When your columnist put out a call for contributions towards a new anthology of fiction, the majority of submissions took an interesting turn. The call was for hint fiction – stories that in twenty-five words or less, demonstrated the quality that they were at the beginning, middle or end of a larger narrative, giving just a hint of what that larger canvass was or could be. The idea wasn’t original, and is anchored to Hint Fiction by Robert Swartwood, who in turn was inspired by Ernest Hemingway’s possibly apocryphal six-word story, “For Sale: baby shoes, never worn”.
The Sri Lankan anthology had a twist. Prospective writers were asked to anchor their stories to something unmistakably Sri Lankan – a phrase, place, event, issue, marker, adage, trait, historical chapter, reference, image, dish, sweetmeat or map, for example. The idea was to evoke something of our country – something loved, reviled, longed for or missed. Around fifty submissions have come in to date, leading to a story around the stories.
It turns out that twenty-five words at the most is, for many who sent in their writing, deeply cathartic. The fifty odd stories already sent in come from writers who are award-winning novelists to working mothers, from those who have published widely to those writing for the first time. At present, the writing is split almost evenly between men and women, though there’s a large difference in the age of the contributors, going by those whose names are somewhat better-known or indexed online. Most are Sinhalese, though there have been a number of submissions by Tamils, Burghers, Muslims and non-Sri Lankans. A leitmotif across the majority of stories is the violence of the past 27 years. The stories are compelling, sometimes visceral snapshots that can certainly be read by those with little or no knowledge of Sri Lanka’s bloody past as good fiction. In fact, however, the stories sometimes directly access memory and personal experience. Displacement, loss and anxiety feature as much as resilience and hope. How a child sees, how a woman feels, and what men do feature as much as resonant word strokes on the joy of childbirth during a pogrom or a christening during a riot. An ominous Army and Police are invoked with alarming regularity. Fiction, it appears, imitates life.

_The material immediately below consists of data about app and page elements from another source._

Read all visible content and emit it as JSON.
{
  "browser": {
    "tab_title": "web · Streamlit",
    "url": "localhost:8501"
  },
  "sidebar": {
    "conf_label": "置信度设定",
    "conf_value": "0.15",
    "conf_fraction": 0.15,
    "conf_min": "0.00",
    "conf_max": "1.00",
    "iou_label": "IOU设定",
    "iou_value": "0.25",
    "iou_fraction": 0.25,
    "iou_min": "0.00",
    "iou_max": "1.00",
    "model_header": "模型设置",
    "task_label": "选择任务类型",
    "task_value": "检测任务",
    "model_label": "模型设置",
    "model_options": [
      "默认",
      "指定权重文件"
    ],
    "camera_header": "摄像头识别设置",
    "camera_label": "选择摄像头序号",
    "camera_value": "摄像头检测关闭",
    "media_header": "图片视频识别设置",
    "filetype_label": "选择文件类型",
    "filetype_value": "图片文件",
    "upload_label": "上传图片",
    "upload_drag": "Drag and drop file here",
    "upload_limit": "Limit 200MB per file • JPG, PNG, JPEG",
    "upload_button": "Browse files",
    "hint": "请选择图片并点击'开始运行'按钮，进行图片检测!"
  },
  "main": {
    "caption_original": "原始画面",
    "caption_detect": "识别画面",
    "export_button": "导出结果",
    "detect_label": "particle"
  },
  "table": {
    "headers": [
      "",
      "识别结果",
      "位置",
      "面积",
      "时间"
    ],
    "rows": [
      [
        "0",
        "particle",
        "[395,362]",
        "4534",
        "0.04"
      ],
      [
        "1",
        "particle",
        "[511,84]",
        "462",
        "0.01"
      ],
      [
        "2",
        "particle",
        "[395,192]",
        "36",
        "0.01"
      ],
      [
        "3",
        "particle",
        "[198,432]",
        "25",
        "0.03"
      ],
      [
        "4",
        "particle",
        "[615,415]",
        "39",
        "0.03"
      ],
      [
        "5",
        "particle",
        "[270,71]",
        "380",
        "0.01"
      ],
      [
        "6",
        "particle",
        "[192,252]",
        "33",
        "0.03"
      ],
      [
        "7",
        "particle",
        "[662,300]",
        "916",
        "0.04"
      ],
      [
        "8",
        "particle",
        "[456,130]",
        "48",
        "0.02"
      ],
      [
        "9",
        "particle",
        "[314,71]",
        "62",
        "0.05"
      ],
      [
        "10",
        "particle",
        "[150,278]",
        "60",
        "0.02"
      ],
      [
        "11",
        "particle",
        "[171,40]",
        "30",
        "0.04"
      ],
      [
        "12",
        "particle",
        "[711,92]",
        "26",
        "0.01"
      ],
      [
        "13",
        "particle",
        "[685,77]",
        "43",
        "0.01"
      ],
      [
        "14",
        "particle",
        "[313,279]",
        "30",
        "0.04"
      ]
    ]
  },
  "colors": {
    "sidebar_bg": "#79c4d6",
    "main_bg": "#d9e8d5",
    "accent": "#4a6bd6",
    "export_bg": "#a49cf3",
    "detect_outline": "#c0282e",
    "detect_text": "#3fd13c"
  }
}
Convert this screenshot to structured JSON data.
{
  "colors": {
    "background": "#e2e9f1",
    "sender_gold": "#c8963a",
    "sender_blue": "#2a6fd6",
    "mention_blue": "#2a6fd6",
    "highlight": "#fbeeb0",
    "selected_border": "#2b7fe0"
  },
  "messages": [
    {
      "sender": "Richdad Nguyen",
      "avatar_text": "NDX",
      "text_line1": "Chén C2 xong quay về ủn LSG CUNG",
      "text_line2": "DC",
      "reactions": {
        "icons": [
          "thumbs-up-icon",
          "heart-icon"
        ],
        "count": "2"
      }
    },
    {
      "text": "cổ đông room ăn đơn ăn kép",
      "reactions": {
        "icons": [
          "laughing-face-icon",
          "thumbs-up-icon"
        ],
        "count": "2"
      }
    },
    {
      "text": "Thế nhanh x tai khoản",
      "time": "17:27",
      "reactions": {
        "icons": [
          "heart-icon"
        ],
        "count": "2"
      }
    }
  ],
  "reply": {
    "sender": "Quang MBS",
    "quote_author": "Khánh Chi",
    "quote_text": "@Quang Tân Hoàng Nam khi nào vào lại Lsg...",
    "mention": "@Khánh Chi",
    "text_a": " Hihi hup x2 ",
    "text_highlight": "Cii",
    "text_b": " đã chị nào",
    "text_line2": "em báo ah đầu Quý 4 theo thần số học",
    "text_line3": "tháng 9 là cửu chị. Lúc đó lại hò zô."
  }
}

Your columnist did not quite expect this. Though an economy of words is very difficult to manage even for seasoned writers, the quality of submissions to date is very high. Hint Fiction was intended to capture the best of our imagination, and perhaps though not explicitly noted, writing that captured the potential of a country post-war, looking forward. The fiction was expected to look inward for inspiration, and project to the future. What it’s succeeded the most in doing thus far is to inspire even those who have never written before to experiment with ways of telling a story they’ve carried inside for years. Here is a larger lesson, one that is not in the least fictional.
We remain deeply hurt, fractured nations.
Sri Lanka’s own marvellously irreverent novelist Carl Muller coined the term “faction” to describe his oeuvre – writing that is a combination of fact and fiction. Many others are now following his lead. In the absence of public, perhaps even safe private fora to unpack trauma, a call for literary submissions was a trigger for writing stories for years locked in, guarded, even feared. This is in English, by those who write in it very well. It doesn’t take much to imagine how much trauma exists amongst those who are primarily monolingual in Tamil or Sinhala and how little we really know about it, particularly in the North and East but also amongst families in the South. This is real grief. The pain of loss comingled with the loss of hope, an anguish around and yearning for remembering that grows inversely to efforts aimed to deny, decry and delete.
It is, as yet, not a given that the anthology of Sri Lankan Hint Fiction will make it to print. The prospective publishers want around a hundred and sixty stories. Perhaps they will come, in the fullness of time.
Not unlike justice, and a real peace.
Published in The Nation print edition, 29th July 2012.